[Excerpted records — start]

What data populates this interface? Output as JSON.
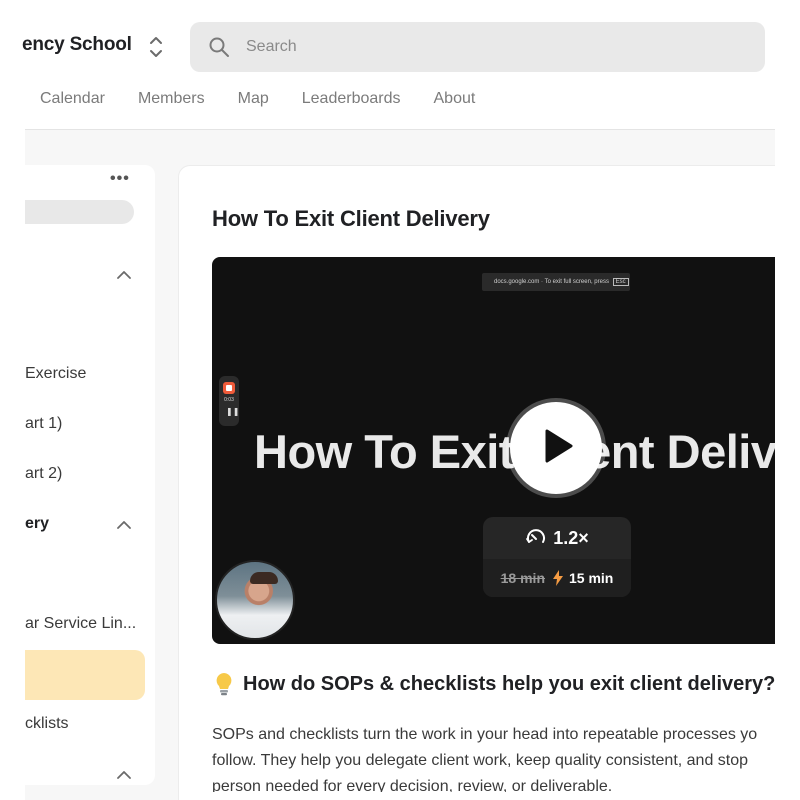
{
  "header": {
    "school_name": "ency School",
    "search_placeholder": "Search",
    "nav": [
      "Calendar",
      "Members",
      "Map",
      "Leaderboards",
      "About"
    ]
  },
  "sidebar": {
    "more_label": "•••",
    "items": [
      {
        "label": "Exercise"
      },
      {
        "label": "art 1)"
      },
      {
        "label": "art 2)"
      },
      {
        "label": "ery",
        "is_module": true
      },
      {
        "label": "ar Service Lin..."
      },
      {
        "label": "",
        "active": true
      },
      {
        "label": "cklists"
      }
    ]
  },
  "lesson": {
    "title": "How To Exit Client Delivery",
    "video": {
      "urlbar_text": "docs.google.com · To exit full screen, press",
      "urlbar_key": "Esc",
      "rec_time": "0:03",
      "big_title": "How To Exit Client Deliv",
      "speed": "1.2×",
      "old_duration": "18 min",
      "new_duration": "15 min"
    },
    "section_heading": "How do SOPs & checklists help you exit client delivery?",
    "body_lines": [
      "SOPs and checklists turn the work in your head into repeatable processes yo",
      "follow. They help you delegate client work, keep quality consistent, and stop",
      "person needed for every decision, review, or deliverable."
    ]
  },
  "colors": {
    "accent_active": "#fde7b6",
    "recording_red": "#ef5b3a",
    "bolt_orange": "#f59b42",
    "bulb_yellow": "#f7c948"
  },
  "icons": [
    "switcher-icon",
    "search-icon",
    "chevron-up-icon",
    "play-icon",
    "speed-icon",
    "bolt-icon",
    "lightbulb-icon"
  ]
}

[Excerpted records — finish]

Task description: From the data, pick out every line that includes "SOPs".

Your solution:
    "section_heading": "How do SOPs & checklists help you exit client delivery?",
      "SOPs and checklists turn the work in your head into repeatable processes yo",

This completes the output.